You are here

CPP Eligibility Factor - Parent/Guardian Has Not Completed High School

Clarification of Eligibility Factor

The child’s parent or guardian has not successfully completed a high school education or its equivalent. (22-28-106 (1) (a.5) (VI) C.R.S.).

How it May Be Documented

  • Parent report/interview
  • School report or referral
  • Observation of literacy difficulties while enrolling

Significance of Factor in regards to School Readiness

  • Higher parental education levels are strongly associated with the home literacy environment, parental teaching styles, and investments in a variety of resources that promote learning.
  • Children whose mothers have higher levels of education do better in general in reading and mathematics, and are more likely to accept peer ideas in play, make friends, and comfort others. They are more likely to persist at tasks, seem eager to learn, and pay attention.
  • Twelve or fewer years of education for either parent is associated with higher rates of reading disabilities in children. Children whose mothers have less than a high school education miss more school per year due to chronic absenteeism than those of mothers with a high school education or more.

Research References:

Pati, S., Hashim, K., Brown, B., Fiks, A., & Forrest, B. (2009). Early childhood predictors of early school success: A selective review of the literature. Child Trends.

Huffman, L. C., Mehlinger, S. L., & Kerivan, A. S. (2000). "Risk factors for academic and behavioral problems at the beginning of school," as found in A Good Beginning: Sending America's Children to School with the Social and Emotional Competence They Need to Succeed.

St. Sauver, J.L., Katusic, S.K., Barbaresi, W.J., Colligan, R.C., & Jacobsen, S.J. (2001). Boy/Girl differences in risk for reading disability: Potential clues? American Journal of Epidemiology Vol. 154, 9 , 787-79. Retrieved June 29, 2009, from

Sameroff, A.J., Seifer, R., Baldwin, A., & Baldwin, C. (1993). Stability of intelligence from preschool to adolescence: The influence of social and family risk factors. Child Development 64, 80-97.

Romero, M. & Young-Sun, L. (January 2008). The influence of maternal and family risk on chronic absenteeism in early schooling. The National Center for Children in Poverty. Retrieved June 29, 2009, from

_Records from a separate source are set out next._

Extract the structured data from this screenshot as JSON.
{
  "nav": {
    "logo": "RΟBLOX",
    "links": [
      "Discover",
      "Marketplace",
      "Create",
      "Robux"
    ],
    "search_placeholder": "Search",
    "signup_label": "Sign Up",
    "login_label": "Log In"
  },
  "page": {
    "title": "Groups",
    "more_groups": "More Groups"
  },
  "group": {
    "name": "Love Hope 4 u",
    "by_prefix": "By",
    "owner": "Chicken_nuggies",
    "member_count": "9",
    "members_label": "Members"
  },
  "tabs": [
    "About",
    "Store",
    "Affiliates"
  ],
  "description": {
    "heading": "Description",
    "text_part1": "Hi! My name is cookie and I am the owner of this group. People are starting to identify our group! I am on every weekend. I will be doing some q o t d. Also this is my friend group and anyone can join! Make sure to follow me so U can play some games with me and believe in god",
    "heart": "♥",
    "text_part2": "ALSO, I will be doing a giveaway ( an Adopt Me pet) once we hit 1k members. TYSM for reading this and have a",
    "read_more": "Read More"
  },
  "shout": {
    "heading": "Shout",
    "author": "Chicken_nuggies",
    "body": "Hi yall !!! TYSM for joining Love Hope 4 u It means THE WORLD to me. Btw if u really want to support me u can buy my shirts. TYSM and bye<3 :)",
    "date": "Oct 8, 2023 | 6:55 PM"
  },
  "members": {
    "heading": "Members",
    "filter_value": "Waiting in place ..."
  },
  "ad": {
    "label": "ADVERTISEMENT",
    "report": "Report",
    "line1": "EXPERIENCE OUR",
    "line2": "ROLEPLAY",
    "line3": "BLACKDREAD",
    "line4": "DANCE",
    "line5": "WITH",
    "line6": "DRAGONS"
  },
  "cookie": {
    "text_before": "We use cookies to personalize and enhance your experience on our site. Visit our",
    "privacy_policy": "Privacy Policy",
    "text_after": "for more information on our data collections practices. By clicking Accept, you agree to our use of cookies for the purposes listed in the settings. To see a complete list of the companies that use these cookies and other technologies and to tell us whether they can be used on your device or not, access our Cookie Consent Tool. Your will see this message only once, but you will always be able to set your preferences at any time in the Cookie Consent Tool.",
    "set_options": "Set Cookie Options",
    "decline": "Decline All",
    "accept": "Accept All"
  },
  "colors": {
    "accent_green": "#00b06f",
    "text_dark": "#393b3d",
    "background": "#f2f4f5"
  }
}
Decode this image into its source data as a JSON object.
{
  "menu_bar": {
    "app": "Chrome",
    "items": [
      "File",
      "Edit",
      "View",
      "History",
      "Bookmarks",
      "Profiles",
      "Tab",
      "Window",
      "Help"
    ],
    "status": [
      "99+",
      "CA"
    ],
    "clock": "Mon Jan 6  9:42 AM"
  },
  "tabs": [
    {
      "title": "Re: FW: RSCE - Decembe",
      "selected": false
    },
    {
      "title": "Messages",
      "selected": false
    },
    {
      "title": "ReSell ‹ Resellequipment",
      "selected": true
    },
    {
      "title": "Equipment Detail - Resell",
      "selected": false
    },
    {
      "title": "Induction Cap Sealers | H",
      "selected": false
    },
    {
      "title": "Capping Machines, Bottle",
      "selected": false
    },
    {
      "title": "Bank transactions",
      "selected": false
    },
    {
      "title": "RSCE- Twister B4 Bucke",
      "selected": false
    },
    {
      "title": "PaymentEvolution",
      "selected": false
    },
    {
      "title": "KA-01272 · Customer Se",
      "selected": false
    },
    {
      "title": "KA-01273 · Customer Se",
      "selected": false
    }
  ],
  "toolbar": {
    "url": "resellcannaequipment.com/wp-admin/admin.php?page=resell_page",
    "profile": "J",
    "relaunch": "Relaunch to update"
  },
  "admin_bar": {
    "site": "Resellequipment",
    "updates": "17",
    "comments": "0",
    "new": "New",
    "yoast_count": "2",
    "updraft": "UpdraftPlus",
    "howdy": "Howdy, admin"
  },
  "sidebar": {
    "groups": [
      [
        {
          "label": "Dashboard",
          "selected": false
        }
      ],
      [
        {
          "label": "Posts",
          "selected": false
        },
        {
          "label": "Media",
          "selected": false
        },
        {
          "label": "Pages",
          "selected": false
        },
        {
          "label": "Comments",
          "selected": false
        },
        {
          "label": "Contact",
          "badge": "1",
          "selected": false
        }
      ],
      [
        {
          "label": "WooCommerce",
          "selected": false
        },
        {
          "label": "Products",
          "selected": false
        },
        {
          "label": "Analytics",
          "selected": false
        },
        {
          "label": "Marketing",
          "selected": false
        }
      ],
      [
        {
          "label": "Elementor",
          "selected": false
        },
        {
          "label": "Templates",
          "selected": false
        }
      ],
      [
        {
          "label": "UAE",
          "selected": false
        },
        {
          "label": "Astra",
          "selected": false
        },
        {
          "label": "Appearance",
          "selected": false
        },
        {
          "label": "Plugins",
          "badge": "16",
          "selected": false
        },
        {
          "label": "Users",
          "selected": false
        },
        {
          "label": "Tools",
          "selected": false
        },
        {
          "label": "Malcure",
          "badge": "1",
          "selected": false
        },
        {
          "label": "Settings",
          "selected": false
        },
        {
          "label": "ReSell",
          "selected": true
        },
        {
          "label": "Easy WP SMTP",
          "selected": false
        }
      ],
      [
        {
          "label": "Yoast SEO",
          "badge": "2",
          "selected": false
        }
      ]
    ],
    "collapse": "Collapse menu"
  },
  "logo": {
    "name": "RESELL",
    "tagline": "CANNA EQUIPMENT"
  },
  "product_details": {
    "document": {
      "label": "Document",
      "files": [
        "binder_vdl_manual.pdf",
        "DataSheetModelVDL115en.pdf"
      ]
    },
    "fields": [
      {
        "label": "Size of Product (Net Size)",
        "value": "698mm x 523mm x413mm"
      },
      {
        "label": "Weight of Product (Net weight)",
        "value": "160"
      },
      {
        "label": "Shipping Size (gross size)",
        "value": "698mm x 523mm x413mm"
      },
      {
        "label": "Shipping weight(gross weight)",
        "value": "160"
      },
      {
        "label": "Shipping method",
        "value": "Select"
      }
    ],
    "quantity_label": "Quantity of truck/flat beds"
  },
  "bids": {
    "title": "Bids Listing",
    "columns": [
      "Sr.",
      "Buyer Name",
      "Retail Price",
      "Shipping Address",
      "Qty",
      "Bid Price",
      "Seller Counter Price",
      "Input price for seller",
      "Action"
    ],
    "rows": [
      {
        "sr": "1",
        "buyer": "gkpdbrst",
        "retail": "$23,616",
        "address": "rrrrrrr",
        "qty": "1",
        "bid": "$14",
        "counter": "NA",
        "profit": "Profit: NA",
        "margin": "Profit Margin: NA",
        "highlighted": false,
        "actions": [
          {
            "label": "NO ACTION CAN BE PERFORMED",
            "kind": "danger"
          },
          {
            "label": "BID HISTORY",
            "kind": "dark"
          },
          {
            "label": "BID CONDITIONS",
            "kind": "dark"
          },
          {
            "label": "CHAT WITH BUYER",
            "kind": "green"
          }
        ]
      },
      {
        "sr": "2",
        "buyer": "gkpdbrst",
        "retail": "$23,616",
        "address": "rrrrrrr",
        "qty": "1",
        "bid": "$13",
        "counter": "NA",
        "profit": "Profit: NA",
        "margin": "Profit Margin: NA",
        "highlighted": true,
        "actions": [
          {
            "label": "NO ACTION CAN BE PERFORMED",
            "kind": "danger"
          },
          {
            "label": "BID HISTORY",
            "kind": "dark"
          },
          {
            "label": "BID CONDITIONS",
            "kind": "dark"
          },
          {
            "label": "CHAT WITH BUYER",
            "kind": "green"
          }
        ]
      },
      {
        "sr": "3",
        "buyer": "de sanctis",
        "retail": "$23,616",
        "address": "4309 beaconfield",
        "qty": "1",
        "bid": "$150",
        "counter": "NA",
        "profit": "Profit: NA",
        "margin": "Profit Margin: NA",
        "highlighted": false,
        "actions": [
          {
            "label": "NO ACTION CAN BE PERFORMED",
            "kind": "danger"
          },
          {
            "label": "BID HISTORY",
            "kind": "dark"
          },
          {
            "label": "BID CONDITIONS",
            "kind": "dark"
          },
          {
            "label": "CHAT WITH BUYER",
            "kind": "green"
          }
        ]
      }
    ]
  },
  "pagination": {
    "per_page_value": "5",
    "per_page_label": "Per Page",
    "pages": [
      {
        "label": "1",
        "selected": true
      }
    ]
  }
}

West, J., Denton, K., & Germino-Hausken, E. (2000). The kindergarten year: Findings from the early childhood longitudinal study, kindergarten class of 1998-99. U. S. Department of Education, National Center for Education Statistics. Retrieved June 29, 2009, from

Additional Resources for Families and Staff:

CDE Office of Adult Education Initiatives
Colorado GED Information,
Colorado State Library Literacy Resource Centers
National Council of Family Literacy
National Institute for Literacy: Adulthood

Back to CPP Legislated Eligibility Criteria Page

CPP Coordinator Resources Page